* [What the exercise asks]: Please give the number of lines that hold the string "range" in the listing, without any other words.

*** Begin section ***

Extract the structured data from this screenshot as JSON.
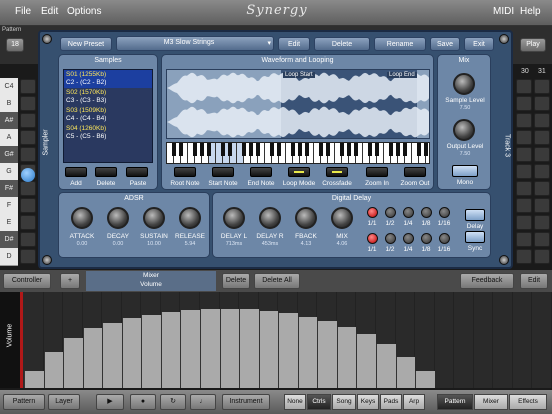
{
  "menubar": {
    "file": "File",
    "edit": "Edit",
    "options": "Options",
    "logo": "Synergy",
    "midi": "MIDI",
    "help": "Help"
  },
  "toprow": {
    "pattern_label": "Pattern",
    "number": "18",
    "play": "Play",
    "col30": "30",
    "col31": "31"
  },
  "notes": [
    "C4",
    "B",
    "A#",
    "A",
    "G#",
    "G",
    "F#",
    "F",
    "E",
    "D#",
    "D"
  ],
  "sampler": {
    "side_label": "Sampler",
    "track_label": "Track 3",
    "new_preset": "New Preset",
    "preset_name": "M3 Slow Strings",
    "edit": "Edit",
    "delete": "Delete",
    "rename": "Rename",
    "save": "Save",
    "exit": "Exit",
    "samples_title": "Samples",
    "samples": [
      {
        "name": "S01 (1255Kb)",
        "range": "C2 - (C2 - B2)"
      },
      {
        "name": "S02 (1570Kb)",
        "range": "C3 - (C3 - B3)"
      },
      {
        "name": "S03 (1509Kb)",
        "range": "C4 - (C4 - B4)"
      },
      {
        "name": "S04 (1260Kb)",
        "range": "C5 - (C5 - B6)"
      }
    ],
    "sample_buttons": [
      "Add",
      "Delete",
      "Paste"
    ],
    "wave_title": "Waveform and Looping",
    "loop_start": "Loop Start",
    "loop_end": "Loop End",
    "wave_buttons": [
      "Root Note",
      "Start Note",
      "End Note",
      "Loop Mode",
      "Crossfade",
      "Zoom In",
      "Zoom Out"
    ],
    "mix_title": "Mix",
    "sample_level_label": "Sample Level",
    "sample_level_value": "7.50",
    "output_level_label": "Output Level",
    "output_level_value": "7.50",
    "mono": "Mono",
    "adsr_title": "ADSR",
    "adsr": [
      {
        "label": "ATTACK",
        "value": "0.00"
      },
      {
        "label": "DECAY",
        "value": "0.00"
      },
      {
        "label": "SUSTAIN",
        "value": "10.00"
      },
      {
        "label": "RELEASE",
        "value": "5.94"
      }
    ],
    "delay_title": "Digital Delay",
    "delay_knobs": [
      {
        "label": "DELAY L",
        "value": "713ms"
      },
      {
        "label": "DELAY R",
        "value": "453ms"
      },
      {
        "label": "FBACK",
        "value": "4.13"
      },
      {
        "label": "MIX",
        "value": "4.06"
      }
    ],
    "delay_leds": [
      "1/1",
      "1/2",
      "1/4",
      "1/8",
      "1/16"
    ],
    "delay_btn": "Delay",
    "sync_btn": "Sync"
  },
  "ctrlbar": {
    "controller": "Controller",
    "plus": "+",
    "mixer": "Mixer",
    "volume": "Volume",
    "delete": "Delete",
    "delete_all": "Delete All",
    "feedback": "Feedback",
    "edit": "Edit"
  },
  "vol_label": "Volume",
  "vol_values": [
    0.18,
    0.38,
    0.52,
    0.62,
    0.68,
    0.73,
    0.76,
    0.79,
    0.81,
    0.82,
    0.82,
    0.82,
    0.8,
    0.78,
    0.74,
    0.7,
    0.64,
    0.56,
    0.46,
    0.32,
    0.18,
    0,
    0,
    0,
    0,
    0,
    0
  ],
  "bottombar": {
    "pattern": "Pattern",
    "layer": "Layer",
    "instrument": "Instrument",
    "segs1": [
      "None",
      "Ctrls",
      "Song",
      "Keys",
      "Pads",
      "Arp"
    ],
    "segs2": [
      "Pattern",
      "Mixer",
      "Effects"
    ]
  }
}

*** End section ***

* [Answer to this exercise]: 4